Bankers should resolve to be more paranoid in 2018
Every banker knows in his or her heart of hearts that the cycle will turn, and we will have some form of a recession in the months or years ahead. Forces are building that suggest that the next recession could be more like 2007 than simply an ordinary cyclical turn down.
In fact, the last 100 years of finance suggest that tail-risk events that seriously impact finance are more common than many believe — and may be more frequent.
Like most down cycles, the next one will be hard to call. And the depth, severity and triggering event isn’t yet clear. But the fact that the current recovery has lasted this long suggests that a downturn is not so far off. Increasing technological speed, global interconnectivity and froth emerging in the markets suggest greater volatility ahead and thus a potentially more severe down-event.

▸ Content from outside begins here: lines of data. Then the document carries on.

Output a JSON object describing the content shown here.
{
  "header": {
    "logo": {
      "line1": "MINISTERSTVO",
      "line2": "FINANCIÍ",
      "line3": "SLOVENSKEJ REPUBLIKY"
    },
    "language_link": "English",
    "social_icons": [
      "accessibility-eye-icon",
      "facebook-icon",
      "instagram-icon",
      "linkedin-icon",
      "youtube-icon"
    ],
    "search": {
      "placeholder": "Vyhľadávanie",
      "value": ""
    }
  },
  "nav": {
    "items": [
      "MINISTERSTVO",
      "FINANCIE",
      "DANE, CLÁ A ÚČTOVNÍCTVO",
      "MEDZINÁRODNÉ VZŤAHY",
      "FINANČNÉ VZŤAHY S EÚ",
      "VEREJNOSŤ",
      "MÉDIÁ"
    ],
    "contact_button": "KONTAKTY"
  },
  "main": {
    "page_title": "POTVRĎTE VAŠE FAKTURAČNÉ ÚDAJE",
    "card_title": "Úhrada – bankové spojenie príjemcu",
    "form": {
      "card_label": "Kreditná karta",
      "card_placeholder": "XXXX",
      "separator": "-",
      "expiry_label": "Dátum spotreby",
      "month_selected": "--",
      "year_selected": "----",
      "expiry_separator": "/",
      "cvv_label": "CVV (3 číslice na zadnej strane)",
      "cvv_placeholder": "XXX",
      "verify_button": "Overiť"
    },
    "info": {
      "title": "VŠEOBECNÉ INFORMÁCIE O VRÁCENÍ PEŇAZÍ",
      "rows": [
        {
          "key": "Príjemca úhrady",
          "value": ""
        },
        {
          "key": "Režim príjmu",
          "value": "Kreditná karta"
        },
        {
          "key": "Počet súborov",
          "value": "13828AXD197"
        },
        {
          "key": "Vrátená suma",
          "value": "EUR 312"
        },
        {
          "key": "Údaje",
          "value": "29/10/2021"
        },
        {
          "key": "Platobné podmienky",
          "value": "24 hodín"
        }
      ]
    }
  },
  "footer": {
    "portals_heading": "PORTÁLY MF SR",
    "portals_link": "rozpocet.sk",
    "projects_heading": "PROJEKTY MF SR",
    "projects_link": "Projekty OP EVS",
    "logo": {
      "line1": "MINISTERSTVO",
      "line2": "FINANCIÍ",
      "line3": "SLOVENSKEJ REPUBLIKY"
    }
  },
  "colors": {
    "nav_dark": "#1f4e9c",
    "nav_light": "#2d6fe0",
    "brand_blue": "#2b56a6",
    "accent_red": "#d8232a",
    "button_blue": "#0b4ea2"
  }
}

Aside from negative events that might befall any individual institution, I fear that a major tail event that will shock the financial industry is likely in the foreseeable future.
There are just too many potentially endogenous and exogenous variables emerging. And contemplating that our economy is indulging in an increasingly intoxicating sugar high, beset by too much leverage and stimulus right now, has to give anyone cause for concern.
While triggering events are always hard to identify, some more general scenarios are reasonably obvious right now: rising interest rates are likely to mean harder times for borrowers than many suspect and that means negative surprises; ongoing findings of poor conduct by individuals and institutions will continue to crop up; cyber incidents impacting specific firms and possibly the economy as a whole remain a top threat; and, of course, there’s the social, political and military risk on the horizon.
A good dose of paranoia helps. As the old saying goes, “just because you’re paranoid doesn’t mean they aren’t after you.”
As with most tail events, the issue is not only anticipating them. The triggering event may be devilishly hard to ferret out. But the more important issue for any individual institution may be what to do about it when it begins to emerge.
It is important to target our healthy paranoia productively. First, an institution’s senior officials should hold periodic meetings to consider potential risks as well as the defenses against them. In this regard, whether mandated by the government or not, we all benefit by reasonably frequent stress tests.
Second, jumping on anything that looks like a tail event to your institution will pay dividends. In every situation in which I’ve been involved, at some point one could see the tail fatten before its most explosive manifestation. Cutting off the risk earlier rather than later is always a good idea.
Yes, “ 'tis the season to be jolly.” So, I hate to appear to be the Grinch Who Stole Christmas.
However, a number of recent events have me more paranoid than usual: the meteoric rise in the price of bitcoin; the stock market that only knows how to go up; the significant and seemingly daily cyber events; and an ever more stimulated economy. Despite these risks, many market observers continue to claim there is nothing but better times in sight.
Perhaps over eggnog, latkes, or whatever makes your holiday, we should consider a New Year’s resolution that we all act a bit more paranoid than usual in 2018.